**TASK BRIEF**
The lines to copy are those holding the string "title" in the entries below.

**MATERIAL SHOWN**
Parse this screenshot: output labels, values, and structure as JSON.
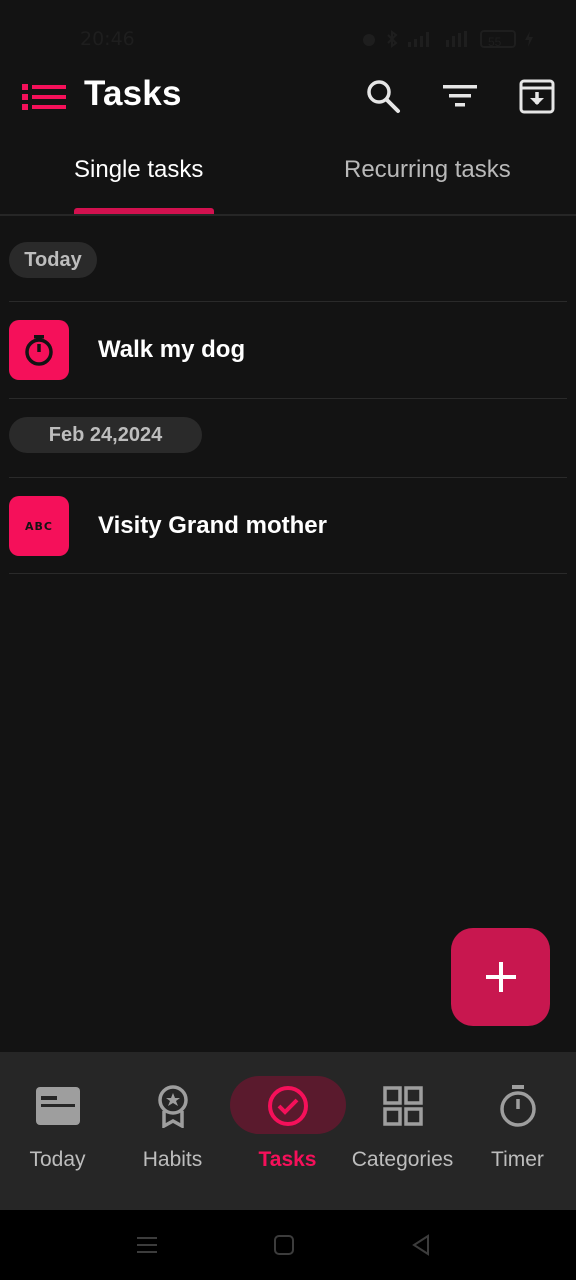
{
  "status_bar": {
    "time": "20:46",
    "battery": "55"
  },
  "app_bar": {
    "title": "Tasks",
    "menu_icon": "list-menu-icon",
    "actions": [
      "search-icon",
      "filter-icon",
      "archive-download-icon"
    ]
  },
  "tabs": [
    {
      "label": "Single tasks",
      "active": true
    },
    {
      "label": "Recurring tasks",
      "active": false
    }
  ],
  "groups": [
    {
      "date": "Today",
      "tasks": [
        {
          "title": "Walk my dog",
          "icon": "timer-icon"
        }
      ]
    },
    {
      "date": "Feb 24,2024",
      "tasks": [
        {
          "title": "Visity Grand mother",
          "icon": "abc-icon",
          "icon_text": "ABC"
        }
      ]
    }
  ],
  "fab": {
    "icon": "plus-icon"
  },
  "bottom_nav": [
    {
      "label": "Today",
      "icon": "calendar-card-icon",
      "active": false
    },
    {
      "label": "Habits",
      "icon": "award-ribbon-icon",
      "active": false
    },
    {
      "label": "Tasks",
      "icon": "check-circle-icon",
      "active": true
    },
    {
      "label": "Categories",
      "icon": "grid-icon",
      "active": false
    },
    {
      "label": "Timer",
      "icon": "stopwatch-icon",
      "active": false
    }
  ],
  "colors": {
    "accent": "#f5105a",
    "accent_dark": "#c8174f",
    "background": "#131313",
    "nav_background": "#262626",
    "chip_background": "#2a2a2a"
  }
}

**SOLUTION TO THE PROBLEM**
    "title": "Tasks",
          "title": "Walk my dog",
          "title": "Visity Grand mother",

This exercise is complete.